I have moved out of the flower cottage into my friend Linda's house, which is perched high on a hill with expansive views of the mountains and sky. This is the view I see each day from the balcony of my room. It's beautiful here, and it has the panache of a new environment for me. In spite of having lived in this valley for decades, this particular area is one I never explored before now. It's full of gorgeous old houses, beautiful trees and elegant gardens. There's a big historical cemetery nearby, which is a great place to take a walk and contemplate the transitory nature of life. Or just have a good time walking with a friend.
I moved out of the flower cottage on June 20th. The cottage was as good as sold, or so I thought. But at the 11th hour, the buyers pulled out because of an IRS lien whose total for some reason they didn't know. Go figure. It seems one should know the status of debts when trying to buy property. Rant, rave, etc. This is the second sale that has fallen through. So I am disappointed. Very disappointed in fact. My disappointment led me to re-read a section in Chogyam Trungpa's book Cutting Through Spiritual Materialism.
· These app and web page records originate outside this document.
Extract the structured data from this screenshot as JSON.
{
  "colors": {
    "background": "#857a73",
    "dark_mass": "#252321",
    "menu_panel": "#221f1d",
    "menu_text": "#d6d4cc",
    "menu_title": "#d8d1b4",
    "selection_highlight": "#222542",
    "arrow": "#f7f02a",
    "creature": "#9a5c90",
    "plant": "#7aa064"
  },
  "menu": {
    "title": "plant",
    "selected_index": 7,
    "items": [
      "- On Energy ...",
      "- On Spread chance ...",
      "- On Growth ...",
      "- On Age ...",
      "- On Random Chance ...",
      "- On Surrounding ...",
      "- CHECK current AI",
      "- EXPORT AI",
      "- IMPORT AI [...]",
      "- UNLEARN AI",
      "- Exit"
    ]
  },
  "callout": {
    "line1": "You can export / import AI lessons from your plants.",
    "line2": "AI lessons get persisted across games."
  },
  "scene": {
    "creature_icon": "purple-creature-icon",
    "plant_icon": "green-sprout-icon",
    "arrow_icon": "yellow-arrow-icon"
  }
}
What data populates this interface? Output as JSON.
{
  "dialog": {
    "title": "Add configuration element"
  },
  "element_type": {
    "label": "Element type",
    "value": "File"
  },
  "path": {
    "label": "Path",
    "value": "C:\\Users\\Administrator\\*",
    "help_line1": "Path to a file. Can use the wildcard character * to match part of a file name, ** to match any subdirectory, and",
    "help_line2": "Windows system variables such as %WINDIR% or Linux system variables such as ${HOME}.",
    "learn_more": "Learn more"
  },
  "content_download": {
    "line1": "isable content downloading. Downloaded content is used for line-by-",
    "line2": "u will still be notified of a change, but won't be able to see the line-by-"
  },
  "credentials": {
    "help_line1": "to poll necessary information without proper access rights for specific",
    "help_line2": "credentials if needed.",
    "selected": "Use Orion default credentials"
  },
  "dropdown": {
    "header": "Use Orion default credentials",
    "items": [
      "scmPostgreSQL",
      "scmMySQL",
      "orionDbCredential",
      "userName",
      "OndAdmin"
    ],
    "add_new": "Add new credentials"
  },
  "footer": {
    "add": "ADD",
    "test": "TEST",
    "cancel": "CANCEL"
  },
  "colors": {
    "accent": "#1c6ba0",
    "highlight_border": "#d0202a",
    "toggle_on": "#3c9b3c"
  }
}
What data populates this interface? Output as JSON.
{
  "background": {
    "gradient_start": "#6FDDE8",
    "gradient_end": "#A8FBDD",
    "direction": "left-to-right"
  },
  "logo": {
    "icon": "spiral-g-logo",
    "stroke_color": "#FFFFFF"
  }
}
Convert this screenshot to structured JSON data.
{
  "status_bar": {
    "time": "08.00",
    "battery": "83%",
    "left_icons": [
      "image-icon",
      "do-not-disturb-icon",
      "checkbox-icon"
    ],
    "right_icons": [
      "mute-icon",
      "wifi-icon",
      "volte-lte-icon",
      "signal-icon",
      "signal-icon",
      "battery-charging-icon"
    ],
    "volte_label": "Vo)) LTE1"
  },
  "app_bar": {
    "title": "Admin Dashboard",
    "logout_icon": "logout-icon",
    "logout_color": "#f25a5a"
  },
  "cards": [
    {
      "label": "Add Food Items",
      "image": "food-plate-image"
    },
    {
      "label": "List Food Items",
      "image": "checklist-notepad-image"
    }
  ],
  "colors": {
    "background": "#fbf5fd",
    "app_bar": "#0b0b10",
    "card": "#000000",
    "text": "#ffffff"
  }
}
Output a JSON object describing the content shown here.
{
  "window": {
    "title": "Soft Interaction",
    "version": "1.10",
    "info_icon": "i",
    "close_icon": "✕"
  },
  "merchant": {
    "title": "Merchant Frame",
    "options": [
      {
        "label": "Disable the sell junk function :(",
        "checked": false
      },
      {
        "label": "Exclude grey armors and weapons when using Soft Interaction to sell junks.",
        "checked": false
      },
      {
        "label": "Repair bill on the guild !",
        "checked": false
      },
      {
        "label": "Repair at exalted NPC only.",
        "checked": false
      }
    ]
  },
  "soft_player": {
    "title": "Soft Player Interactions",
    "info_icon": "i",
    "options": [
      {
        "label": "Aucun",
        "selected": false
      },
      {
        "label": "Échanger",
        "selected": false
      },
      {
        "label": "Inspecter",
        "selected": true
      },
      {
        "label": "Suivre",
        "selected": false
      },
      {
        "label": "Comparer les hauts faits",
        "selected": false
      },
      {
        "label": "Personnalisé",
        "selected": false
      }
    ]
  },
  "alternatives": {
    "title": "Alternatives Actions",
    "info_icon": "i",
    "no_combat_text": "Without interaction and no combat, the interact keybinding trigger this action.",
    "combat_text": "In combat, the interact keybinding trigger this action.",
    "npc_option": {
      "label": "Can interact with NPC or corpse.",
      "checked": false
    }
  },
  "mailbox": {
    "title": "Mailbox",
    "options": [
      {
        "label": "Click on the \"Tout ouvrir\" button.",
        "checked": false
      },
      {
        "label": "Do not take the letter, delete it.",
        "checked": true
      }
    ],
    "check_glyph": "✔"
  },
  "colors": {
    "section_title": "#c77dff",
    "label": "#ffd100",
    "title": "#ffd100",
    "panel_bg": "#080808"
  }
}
In it, Trungpa says,
"We must surrender our hopes and expectations, as well as our fears, and march directly into disappointment, work with disappointment, go into it and make it our way of life, which is a very hard thing to do...Disappointment is the best chariot to use on the path of the dharma."
I have to put some oil on the axles. It's great to have a chariot, I tell myself, so enjoy the ride. Having a chariot of disappointment is not the same as dragging your tail in the dust of disappointment or crawling through the stinky mud of disappointment or rolling around in the garbage heap of disappointment.
I mean, you have a chariot!
I went to the coast for a few days and it was glorious, even chilly at times, amidst the redwoods at the ocean. I found these sunflowers backed by a wonderful corrugated curtain just as I was leaving town.
It is very hot here in the inland areas--over 100 degrees many days in a row. The air conditioning at my new abode is not working at the moment either. Which is of course disappointing, stickily so. But there is a pool close to the house. If I had any sense at all I would stop typing this blog and take a dip. Yes, I had sense and took a dip which was refreshing. Some neighbors were poolside with their granddaughter. The condo complex where I am living is populated with older people, so I expect I'll witness many grandparents in action while I am here. As an an elder with no grandchildren, I like seeing the interaction that grandparents have with their grandkids.
I am expecting to be here for a stay of about 3 months. Then I am planning to head to Mexico, but right at the moment with the cottage unsold, still recovering from the move to Linda's and a nasty cold that came along with that, I don't want to think too much about Mexico. Not today anyway.
Rabbi Zalman Schachter died on July 3rd at the age of eighty-nine. He was famous as a pioneer of Jewish renewal. I read a number of obituaries, which confirmed his vitality, originality, ecumenical perspective and lovingkindness. He had a profound influence on many people, not only because of his innovative style of Jewish prayer and worship, but also because of his work in the field of aging. His book From Aging to Saging has become a classic. Have you ever read it? If not, I highly recommend that you do.
This Japanese art involves repairing broken pottery with gold or silver lacquer so that it is more beautiful for having been broken. I think that the transformed, enriched vessel depicts character, the way wrinkles do on the faces of old people. If we are lucky in our later years, we take the time to repair and restore whatever has been broken from the deeper perspective age can bring. And when old people make those efforts, they often appear to be very beautiful, just as this bowl is beautiful.